Huck's friend Jim meant quite a lot to him and Huck's determination to improve Jim's lot in life was quite covert. Huck is sure not to demonstrate his attempts to assist Jim due to his fear of what others might think and the controversial beliefs of society at that time. "To complicate matters further, Huck almost never makes a moral judgment. He is a magnificent observer, and it is a constant marvel how much he is able to notice and describe in his precise colloquial diction. But he never condemns any of the thinks the reader and Twain know to be morally reprehensible. In this sense Huck fulfills a Realist idea by being the detached observer who sees everything and lets the facts speak their own message" (Hoffman 33). Although Huck was not openly against racism the novel tries to undermine and discourage the racial hatred that was common at this time in history. He was apparently born free of original sin and, although he lived in a guilty society, he never shared its guilt. True, at first, since everyone around him took slavery for granted, he found it perfectly natural. He considered Jim a mere superstitious Negro, "a runaway slave," "Miss Watson's nigger," somebody's property, he was guilty of stealing, but, whereas to Tom Sawyer other persons were objects one could play with as toys, to Huck they were subjects with feelings of their own"(Asselineau 105). Huck realized that he rather go straight to hell than to betray Jim since it would only be the appropriate thing to do. Mark Twain should be given more credit for his obvious attempt to bring racial hatred to the public spotlight though his novel. Still today in our modern society we have people who do not realize that this is a book about freeing "Negro's". Some like the author John H. Wallace feel the novel is an abomination and should have never been written. He goes on to say, "The Adventures of Huckleberry Finn, by Mark Twain is the most grotesque example of raciest trash ever written"¦. Weather it's a classic or not, it should not be able to continue to cause our children embarrassment about their heritage"(Wallace 112). He even goes on to suggest that it should even be removed from schools and classrooms across the entire country. One must realize that this novel has broken racial barriers and helped people to realize the error of their ways.
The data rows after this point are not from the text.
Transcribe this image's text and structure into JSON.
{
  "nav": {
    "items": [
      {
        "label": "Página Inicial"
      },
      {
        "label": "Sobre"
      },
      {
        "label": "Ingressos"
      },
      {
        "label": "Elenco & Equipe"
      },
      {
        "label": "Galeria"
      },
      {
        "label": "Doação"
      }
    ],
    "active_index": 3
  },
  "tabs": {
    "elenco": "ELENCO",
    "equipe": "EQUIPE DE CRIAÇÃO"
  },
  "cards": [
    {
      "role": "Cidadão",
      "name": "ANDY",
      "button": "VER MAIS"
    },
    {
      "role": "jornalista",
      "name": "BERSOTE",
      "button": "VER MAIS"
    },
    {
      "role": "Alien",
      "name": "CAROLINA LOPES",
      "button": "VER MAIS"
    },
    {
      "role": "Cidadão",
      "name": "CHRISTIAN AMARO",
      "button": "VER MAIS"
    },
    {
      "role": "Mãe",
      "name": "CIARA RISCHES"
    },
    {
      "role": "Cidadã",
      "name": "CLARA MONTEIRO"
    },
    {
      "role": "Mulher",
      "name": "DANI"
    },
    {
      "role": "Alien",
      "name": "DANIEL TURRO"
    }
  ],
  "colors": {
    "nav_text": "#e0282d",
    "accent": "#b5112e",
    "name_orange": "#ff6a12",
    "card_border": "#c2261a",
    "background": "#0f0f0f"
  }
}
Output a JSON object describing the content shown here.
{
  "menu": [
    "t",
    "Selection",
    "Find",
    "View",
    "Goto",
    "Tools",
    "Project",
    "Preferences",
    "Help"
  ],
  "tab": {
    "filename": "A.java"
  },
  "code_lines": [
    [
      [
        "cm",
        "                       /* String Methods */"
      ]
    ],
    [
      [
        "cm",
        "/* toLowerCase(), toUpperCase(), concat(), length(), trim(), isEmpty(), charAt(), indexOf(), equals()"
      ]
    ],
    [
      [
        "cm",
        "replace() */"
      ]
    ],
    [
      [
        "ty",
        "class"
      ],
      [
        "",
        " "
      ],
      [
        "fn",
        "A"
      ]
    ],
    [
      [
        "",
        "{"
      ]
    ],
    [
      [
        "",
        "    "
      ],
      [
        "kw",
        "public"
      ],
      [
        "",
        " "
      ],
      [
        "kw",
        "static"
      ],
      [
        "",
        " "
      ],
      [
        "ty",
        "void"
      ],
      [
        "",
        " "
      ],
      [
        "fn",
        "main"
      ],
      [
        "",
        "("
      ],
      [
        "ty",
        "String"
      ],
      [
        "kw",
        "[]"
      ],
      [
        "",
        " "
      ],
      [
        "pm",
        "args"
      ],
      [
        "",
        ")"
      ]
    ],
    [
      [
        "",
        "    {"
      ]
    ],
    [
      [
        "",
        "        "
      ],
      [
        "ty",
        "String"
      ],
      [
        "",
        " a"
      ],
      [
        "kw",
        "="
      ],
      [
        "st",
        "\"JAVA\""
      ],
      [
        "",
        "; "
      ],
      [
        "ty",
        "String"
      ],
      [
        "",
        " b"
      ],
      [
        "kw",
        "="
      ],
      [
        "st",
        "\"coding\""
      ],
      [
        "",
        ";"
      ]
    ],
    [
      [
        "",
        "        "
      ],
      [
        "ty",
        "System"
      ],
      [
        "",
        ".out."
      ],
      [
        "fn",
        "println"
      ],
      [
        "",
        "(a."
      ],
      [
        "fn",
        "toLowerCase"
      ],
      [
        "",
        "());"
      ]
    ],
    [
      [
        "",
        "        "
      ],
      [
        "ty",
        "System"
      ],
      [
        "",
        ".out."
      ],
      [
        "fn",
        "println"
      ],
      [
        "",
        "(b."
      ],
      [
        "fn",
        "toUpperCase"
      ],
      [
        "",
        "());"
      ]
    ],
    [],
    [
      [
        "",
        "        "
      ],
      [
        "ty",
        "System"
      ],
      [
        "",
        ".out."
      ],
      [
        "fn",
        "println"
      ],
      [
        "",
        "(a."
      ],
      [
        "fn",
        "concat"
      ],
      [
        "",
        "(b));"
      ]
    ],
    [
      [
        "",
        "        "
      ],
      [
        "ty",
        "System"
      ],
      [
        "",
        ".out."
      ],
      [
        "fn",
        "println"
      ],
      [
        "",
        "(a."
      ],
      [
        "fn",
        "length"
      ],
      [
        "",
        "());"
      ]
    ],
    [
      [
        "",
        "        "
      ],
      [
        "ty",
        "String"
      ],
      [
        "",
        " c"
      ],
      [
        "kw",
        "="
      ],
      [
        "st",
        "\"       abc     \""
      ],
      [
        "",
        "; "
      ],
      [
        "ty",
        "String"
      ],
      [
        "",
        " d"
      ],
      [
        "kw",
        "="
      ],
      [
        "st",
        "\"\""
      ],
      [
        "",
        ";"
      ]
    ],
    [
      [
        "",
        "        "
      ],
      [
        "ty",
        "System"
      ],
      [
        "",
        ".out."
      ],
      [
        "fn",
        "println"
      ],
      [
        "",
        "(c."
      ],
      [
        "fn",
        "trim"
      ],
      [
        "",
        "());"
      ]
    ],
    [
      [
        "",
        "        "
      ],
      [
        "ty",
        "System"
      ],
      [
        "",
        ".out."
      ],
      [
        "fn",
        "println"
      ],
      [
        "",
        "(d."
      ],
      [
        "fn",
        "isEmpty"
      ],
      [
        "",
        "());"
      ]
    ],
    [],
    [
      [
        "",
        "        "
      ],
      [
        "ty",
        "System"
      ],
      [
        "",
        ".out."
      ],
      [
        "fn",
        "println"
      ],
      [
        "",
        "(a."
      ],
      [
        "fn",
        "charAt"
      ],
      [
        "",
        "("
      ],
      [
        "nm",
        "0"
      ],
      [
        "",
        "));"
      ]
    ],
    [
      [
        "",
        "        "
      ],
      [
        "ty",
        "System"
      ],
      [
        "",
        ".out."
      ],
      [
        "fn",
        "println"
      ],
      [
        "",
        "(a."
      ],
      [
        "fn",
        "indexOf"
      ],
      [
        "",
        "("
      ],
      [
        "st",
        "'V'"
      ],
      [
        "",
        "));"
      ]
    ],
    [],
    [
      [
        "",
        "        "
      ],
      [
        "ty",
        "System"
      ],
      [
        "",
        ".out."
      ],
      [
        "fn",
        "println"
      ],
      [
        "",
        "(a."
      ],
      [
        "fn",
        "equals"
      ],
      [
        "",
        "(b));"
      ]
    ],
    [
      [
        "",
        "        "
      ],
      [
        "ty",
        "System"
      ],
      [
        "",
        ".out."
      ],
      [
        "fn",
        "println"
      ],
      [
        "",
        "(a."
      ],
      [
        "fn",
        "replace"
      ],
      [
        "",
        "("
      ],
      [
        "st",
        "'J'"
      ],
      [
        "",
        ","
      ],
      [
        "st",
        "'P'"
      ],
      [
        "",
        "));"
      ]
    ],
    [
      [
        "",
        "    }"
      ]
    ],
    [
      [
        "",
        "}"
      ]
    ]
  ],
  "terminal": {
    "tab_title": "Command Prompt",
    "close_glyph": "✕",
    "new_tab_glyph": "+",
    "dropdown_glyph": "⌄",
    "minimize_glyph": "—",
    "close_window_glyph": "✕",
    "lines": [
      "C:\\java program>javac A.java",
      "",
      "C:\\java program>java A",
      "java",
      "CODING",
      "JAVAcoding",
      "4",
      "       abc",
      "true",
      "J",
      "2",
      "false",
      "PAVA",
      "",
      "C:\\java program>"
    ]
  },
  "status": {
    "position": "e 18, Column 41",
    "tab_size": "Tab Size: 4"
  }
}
Although Huck makes no active protest, one must remember that this is a novel of social change and maturing not only for Huck but also for anyone who takes the time to read this rich piece of art and history. "Through the opposition of River and Shore, the novel shows that Huck's finer qualities spontaneity, immediacy, and responsiveness are important moral equipment if ever we are to break free of outworn conventions and artifice. But the novel makes it equally clear that they are not sufficient provisions in the journey of maturity"(Fertel 95).